DATA SHOWN START
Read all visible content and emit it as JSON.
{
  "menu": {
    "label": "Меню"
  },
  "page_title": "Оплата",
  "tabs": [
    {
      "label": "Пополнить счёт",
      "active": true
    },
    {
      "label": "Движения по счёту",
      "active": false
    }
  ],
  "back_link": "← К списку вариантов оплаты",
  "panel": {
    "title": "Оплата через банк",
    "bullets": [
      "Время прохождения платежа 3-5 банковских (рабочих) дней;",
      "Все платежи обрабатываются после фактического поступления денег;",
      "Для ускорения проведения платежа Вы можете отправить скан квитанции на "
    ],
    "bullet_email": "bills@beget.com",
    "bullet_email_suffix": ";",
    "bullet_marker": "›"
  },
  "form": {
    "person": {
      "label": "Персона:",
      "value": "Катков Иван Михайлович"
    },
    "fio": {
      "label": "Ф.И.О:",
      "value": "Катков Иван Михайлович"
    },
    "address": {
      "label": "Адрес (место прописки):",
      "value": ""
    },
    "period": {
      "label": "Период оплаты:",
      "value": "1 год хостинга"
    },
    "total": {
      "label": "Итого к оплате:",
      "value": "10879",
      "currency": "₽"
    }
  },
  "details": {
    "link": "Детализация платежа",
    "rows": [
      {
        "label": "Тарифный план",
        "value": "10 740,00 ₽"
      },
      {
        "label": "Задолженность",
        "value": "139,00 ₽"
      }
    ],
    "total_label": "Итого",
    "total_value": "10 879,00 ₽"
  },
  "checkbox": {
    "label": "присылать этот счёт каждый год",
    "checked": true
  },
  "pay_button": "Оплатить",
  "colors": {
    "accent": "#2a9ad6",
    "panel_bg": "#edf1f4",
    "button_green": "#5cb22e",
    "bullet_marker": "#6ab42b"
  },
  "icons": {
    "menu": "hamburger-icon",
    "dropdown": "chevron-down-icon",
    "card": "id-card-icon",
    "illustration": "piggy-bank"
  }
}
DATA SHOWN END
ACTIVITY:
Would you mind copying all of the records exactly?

ANSWER AREA:
Read all visible content and emit it as JSON.
{
  "menu": {
    "label": "Меню"
  },
  "page_title": "Оплата",
  "tabs": [
    {
      "label": "Пополнить счёт",
      "active": true
    },
    {
      "label": "Движения по счёту",
      "active": false
    }
  ],
  "back_link": "← К списку вариантов оплаты",
  "panel": {
    "title": "Оплата через банк",
    "bullets": [
      "Время прохождения платежа 3-5 банковских (рабочих) дней;",
      "Все платежи обрабатываются после фактического поступления денег;",
      "Для ускорения проведения платежа Вы можете отправить скан квитанции на "
    ],
    "bullet_email": "bills@beget.com",
    "bullet_email_suffix": ";",
    "bullet_marker": "›"
  },
  "form": {
    "person": {
      "label": "Персона:",
      "value": "Катков Иван Михайлович"
    },
    "fio": {
      "label": "Ф.И.О:",
      "value": "Катков Иван Михайлович"
    },
    "address": {
      "label": "Адрес (место прописки):",
      "value": ""
    },
    "period": {
      "label": "Период оплаты:",
      "value": "1 год хостинга"
    },
    "total": {
      "label": "Итого к оплате:",
      "value": "10879",
      "currency": "₽"
    }
  },
  "details": {
    "link": "Детализация платежа",
    "rows": [
      {
        "label": "Тарифный план",
        "value": "10 740,00 ₽"
      },
      {
        "label": "Задолженность",
        "value": "139,00 ₽"
      }
    ],
    "total_label": "Итого",
    "total_value": "10 879,00 ₽"
  },
  "checkbox": {
    "label": "присылать этот счёт каждый год",
    "checked": true
  },
  "pay_button": "Оплатить",
  "colors": {
    "accent": "#2a9ad6",
    "panel_bg": "#edf1f4",
    "button_green": "#5cb22e",
    "bullet_marker": "#6ab42b"
  },
  "icons": {
    "menu": "hamburger-icon",
    "dropdown": "chevron-down-icon",
    "card": "id-card-icon",
    "illustration": "piggy-bank"
  }
}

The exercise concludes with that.